## Problem details
Once the records have been read, set every one down as it stands.
***** Data for this exercise *****
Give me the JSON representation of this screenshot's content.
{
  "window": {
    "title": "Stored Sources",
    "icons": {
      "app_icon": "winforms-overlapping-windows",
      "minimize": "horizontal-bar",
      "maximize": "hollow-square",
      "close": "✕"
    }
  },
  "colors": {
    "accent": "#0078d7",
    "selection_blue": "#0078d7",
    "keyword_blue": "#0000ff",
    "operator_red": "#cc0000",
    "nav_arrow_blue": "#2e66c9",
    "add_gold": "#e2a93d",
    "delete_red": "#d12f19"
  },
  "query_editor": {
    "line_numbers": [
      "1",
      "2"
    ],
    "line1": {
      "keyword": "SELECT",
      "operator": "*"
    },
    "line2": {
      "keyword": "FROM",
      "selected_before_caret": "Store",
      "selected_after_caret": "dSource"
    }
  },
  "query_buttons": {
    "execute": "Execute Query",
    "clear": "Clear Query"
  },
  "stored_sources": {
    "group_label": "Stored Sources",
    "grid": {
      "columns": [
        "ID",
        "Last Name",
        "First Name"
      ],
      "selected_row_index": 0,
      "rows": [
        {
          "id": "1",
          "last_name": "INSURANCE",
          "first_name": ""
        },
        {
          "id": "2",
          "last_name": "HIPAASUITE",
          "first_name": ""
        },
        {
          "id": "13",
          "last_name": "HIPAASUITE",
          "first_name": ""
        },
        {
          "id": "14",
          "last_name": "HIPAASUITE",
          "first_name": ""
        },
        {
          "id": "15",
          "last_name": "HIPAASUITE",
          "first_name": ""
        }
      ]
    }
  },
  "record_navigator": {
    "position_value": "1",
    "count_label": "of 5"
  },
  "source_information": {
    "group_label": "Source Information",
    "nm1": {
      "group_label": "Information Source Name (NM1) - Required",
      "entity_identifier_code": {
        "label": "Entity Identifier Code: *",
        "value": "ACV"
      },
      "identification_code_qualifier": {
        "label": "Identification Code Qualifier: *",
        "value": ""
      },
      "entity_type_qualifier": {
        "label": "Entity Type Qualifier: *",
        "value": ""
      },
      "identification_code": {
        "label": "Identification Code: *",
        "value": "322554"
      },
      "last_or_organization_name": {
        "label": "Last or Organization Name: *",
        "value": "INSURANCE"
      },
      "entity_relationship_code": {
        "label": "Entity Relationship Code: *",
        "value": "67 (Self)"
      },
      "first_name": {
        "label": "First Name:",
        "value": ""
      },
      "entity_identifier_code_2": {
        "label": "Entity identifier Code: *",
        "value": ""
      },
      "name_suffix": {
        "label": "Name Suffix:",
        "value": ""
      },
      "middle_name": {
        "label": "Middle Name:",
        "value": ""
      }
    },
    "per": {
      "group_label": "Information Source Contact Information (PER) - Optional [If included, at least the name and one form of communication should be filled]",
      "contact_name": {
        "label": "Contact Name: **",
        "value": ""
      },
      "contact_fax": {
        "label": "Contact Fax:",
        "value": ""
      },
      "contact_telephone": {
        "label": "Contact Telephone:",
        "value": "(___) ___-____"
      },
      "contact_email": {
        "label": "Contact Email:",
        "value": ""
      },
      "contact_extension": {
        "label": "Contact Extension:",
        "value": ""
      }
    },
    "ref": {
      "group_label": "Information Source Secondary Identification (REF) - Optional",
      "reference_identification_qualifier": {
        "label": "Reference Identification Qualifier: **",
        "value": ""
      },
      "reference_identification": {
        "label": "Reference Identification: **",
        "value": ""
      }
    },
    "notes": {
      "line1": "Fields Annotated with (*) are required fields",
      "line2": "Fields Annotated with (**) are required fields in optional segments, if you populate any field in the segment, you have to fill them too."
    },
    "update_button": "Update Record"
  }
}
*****
## Your response
Give me the JSON representation of this screenshot's content.
{
  "window": {
    "title": "Stored Sources",
    "icons": {
      "app_icon": "winforms-overlapping-windows",
      "minimize": "horizontal-bar",
      "maximize": "hollow-square",
      "close": "✕"
    }
  },
  "colors": {
    "accent": "#0078d7",
    "selection_blue": "#0078d7",
    "keyword_blue": "#0000ff",
    "operator_red": "#cc0000",
    "nav_arrow_blue": "#2e66c9",
    "add_gold": "#e2a93d",
    "delete_red": "#d12f19"
  },
  "query_editor": {
    "line_numbers": [
      "1",
      "2"
    ],
    "line1": {
      "keyword": "SELECT",
      "operator": "*"
    },
    "line2": {
      "keyword": "FROM",
      "selected_before_caret": "Store",
      "selected_after_caret": "dSource"
    }
  },
  "query_buttons": {
    "execute": "Execute Query",
    "clear": "Clear Query"
  },
  "stored_sources": {
    "group_label": "Stored Sources",
    "grid": {
      "columns": [
        "ID",
        "Last Name",
        "First Name"
      ],
      "selected_row_index": 0,
      "rows": [
        {
          "id": "1",
          "last_name": "INSURANCE",
          "first_name": ""
        },
        {
          "id": "2",
          "last_name": "HIPAASUITE",
          "first_name": ""
        },
        {
          "id": "13",
          "last_name": "HIPAASUITE",
          "first_name": ""
        },
        {
          "id": "14",
          "last_name": "HIPAASUITE",
          "first_name": ""
        },
        {
          "id": "15",
          "last_name": "HIPAASUITE",
          "first_name": ""
        }
      ]
    }
  },
  "record_navigator": {
    "position_value": "1",
    "count_label": "of 5"
  },
  "source_information": {
    "group_label": "Source Information",
    "nm1": {
      "group_label": "Information Source Name (NM1) - Required",
      "entity_identifier_code": {
        "label": "Entity Identifier Code: *",
        "value": "ACV"
      },
      "identification_code_qualifier": {
        "label": "Identification Code Qualifier: *",
        "value": ""
      },
      "entity_type_qualifier": {
        "label": "Entity Type Qualifier: *",
        "value": ""
      },
      "identification_code": {
        "label": "Identification Code: *",
        "value": "322554"
      },
      "last_or_organization_name": {
        "label": "Last or Organization Name: *",
        "value": "INSURANCE"
      },
      "entity_relationship_code": {
        "label": "Entity Relationship Code: *",
        "value": "67 (Self)"
      },
      "first_name": {
        "label": "First Name:",
        "value": ""
      },
      "entity_identifier_code_2": {
        "label": "Entity identifier Code: *",
        "value": ""
      },
      "name_suffix": {
        "label": "Name Suffix:",
        "value": ""
      },
      "middle_name": {
        "label": "Middle Name:",
        "value": ""
      }
    },
    "per": {
      "group_label": "Information Source Contact Information (PER) - Optional [If included, at least the name and one form of communication should be filled]",
      "contact_name": {
        "label": "Contact Name: **",
        "value": ""
      },
      "contact_fax": {
        "label": "Contact Fax:",
        "value": ""
      },
      "contact_telephone": {
        "label": "Contact Telephone:",
        "value": "(___) ___-____"
      },
      "contact_email": {
        "label": "Contact Email:",
        "value": ""
      },
      "contact_extension": {
        "label": "Contact Extension:",
        "value": ""
      }
    },
    "ref": {
      "group_label": "Information Source Secondary Identification (REF) - Optional",
      "reference_identification_qualifier": {
        "label": "Reference Identification Qualifier: **",
        "value": ""
      },
      "reference_identification": {
        "label": "Reference Identification: **",
        "value": ""
      }
    },
    "notes": {
      "line1": "Fields Annotated with (*) are required fields",
      "line2": "Fields Annotated with (**) are required fields in optional segments, if you populate any field in the segment, you have to fill them too."
    },
    "update_button": "Update Record"
  }
}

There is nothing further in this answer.